# [YOUR OBJECTIVE]
Word for word, print the entries that follow.

[Dataset rows describing interfaces]

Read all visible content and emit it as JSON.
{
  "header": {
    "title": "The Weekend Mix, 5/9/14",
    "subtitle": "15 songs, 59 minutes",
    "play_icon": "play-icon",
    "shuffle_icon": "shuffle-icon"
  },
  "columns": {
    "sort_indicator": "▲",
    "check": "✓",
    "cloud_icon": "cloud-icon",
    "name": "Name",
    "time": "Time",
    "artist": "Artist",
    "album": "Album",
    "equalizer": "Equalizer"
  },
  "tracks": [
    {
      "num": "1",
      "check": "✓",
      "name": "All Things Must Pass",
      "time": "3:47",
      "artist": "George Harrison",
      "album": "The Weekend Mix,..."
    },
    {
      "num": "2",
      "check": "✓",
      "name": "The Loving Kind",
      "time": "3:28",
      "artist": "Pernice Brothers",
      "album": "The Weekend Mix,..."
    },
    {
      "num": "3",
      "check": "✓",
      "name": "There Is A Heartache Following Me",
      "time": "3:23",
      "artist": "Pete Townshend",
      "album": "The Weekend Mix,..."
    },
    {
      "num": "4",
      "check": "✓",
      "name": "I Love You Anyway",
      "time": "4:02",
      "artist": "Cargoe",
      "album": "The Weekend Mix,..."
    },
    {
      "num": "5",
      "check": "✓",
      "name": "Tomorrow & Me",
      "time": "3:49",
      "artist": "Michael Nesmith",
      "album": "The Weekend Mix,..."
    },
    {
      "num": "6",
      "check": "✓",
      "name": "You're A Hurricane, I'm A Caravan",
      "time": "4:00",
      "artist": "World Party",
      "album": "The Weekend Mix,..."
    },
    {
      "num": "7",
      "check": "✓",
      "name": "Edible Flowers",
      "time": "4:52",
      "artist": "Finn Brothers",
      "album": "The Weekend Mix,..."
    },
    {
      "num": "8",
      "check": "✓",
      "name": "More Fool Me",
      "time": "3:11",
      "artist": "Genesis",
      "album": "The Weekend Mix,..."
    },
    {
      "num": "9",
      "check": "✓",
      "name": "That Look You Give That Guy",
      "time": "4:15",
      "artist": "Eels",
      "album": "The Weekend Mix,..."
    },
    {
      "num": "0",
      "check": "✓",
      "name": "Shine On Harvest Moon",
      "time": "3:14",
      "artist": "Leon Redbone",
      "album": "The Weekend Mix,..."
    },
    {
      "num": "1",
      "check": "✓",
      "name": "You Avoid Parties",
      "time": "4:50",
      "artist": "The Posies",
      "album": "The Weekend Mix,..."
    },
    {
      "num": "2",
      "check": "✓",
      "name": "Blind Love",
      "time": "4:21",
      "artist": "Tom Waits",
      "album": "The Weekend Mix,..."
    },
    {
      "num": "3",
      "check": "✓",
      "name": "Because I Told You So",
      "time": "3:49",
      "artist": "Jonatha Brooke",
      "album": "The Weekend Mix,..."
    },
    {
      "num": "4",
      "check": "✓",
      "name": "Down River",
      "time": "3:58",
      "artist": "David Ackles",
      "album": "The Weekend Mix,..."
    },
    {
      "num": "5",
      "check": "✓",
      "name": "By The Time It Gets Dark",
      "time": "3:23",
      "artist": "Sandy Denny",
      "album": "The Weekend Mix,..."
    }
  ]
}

# [PROBLEM SOLUTION]
Read all visible content and emit it as JSON.
{
  "header": {
    "title": "The Weekend Mix, 5/9/14",
    "subtitle": "15 songs, 59 minutes",
    "play_icon": "play-icon",
    "shuffle_icon": "shuffle-icon"
  },
  "columns": {
    "sort_indicator": "▲",
    "check": "✓",
    "cloud_icon": "cloud-icon",
    "name": "Name",
    "time": "Time",
    "artist": "Artist",
    "album": "Album",
    "equalizer": "Equalizer"
  },
  "tracks": [
    {
      "num": "1",
      "check": "✓",
      "name": "All Things Must Pass",
      "time": "3:47",
      "artist": "George Harrison",
      "album": "The Weekend Mix,..."
    },
    {
      "num": "2",
      "check": "✓",
      "name": "The Loving Kind",
      "time": "3:28",
      "artist": "Pernice Brothers",
      "album": "The Weekend Mix,..."
    },
    {
      "num": "3",
      "check": "✓",
      "name": "There Is A Heartache Following Me",
      "time": "3:23",
      "artist": "Pete Townshend",
      "album": "The Weekend Mix,..."
    },
    {
      "num": "4",
      "check": "✓",
      "name": "I Love You Anyway",
      "time": "4:02",
      "artist": "Cargoe",
      "album": "The Weekend Mix,..."
    },
    {
      "num": "5",
      "check": "✓",
      "name": "Tomorrow & Me",
      "time": "3:49",
      "artist": "Michael Nesmith",
      "album": "The Weekend Mix,..."
    },
    {
      "num": "6",
      "check": "✓",
      "name": "You're A Hurricane, I'm A Caravan",
      "time": "4:00",
      "artist": "World Party",
      "album": "The Weekend Mix,..."
    },
    {
      "num": "7",
      "check": "✓",
      "name": "Edible Flowers",
      "time": "4:52",
      "artist": "Finn Brothers",
      "album": "The Weekend Mix,..."
    },
    {
      "num": "8",
      "check": "✓",
      "name": "More Fool Me",
      "time": "3:11",
      "artist": "Genesis",
      "album": "The Weekend Mix,..."
    },
    {
      "num": "9",
      "check": "✓",
      "name": "That Look You Give That Guy",
      "time": "4:15",
      "artist": "Eels",
      "album": "The Weekend Mix,..."
    },
    {
      "num": "0",
      "check": "✓",
      "name": "Shine On Harvest Moon",
      "time": "3:14",
      "artist": "Leon Redbone",
      "album": "The Weekend Mix,..."
    },
    {
      "num": "1",
      "check": "✓",
      "name": "You Avoid Parties",
      "time": "4:50",
      "artist": "The Posies",
      "album": "The Weekend Mix,..."
    },
    {
      "num": "2",
      "check": "✓",
      "name": "Blind Love",
      "time": "4:21",
      "artist": "Tom Waits",
      "album": "The Weekend Mix,..."
    },
    {
      "num": "3",
      "check": "✓",
      "name": "Because I Told You So",
      "time": "3:49",
      "artist": "Jonatha Brooke",
      "album": "The Weekend Mix,..."
    },
    {
      "num": "4",
      "check": "✓",
      "name": "Down River",
      "time": "3:58",
      "artist": "David Ackles",
      "album": "The Weekend Mix,..."
    },
    {
      "num": "5",
      "check": "✓",
      "name": "By The Time It Gets Dark",
      "time": "3:23",
      "artist": "Sandy Denny",
      "album": "The Weekend Mix,..."
    }
  ]
}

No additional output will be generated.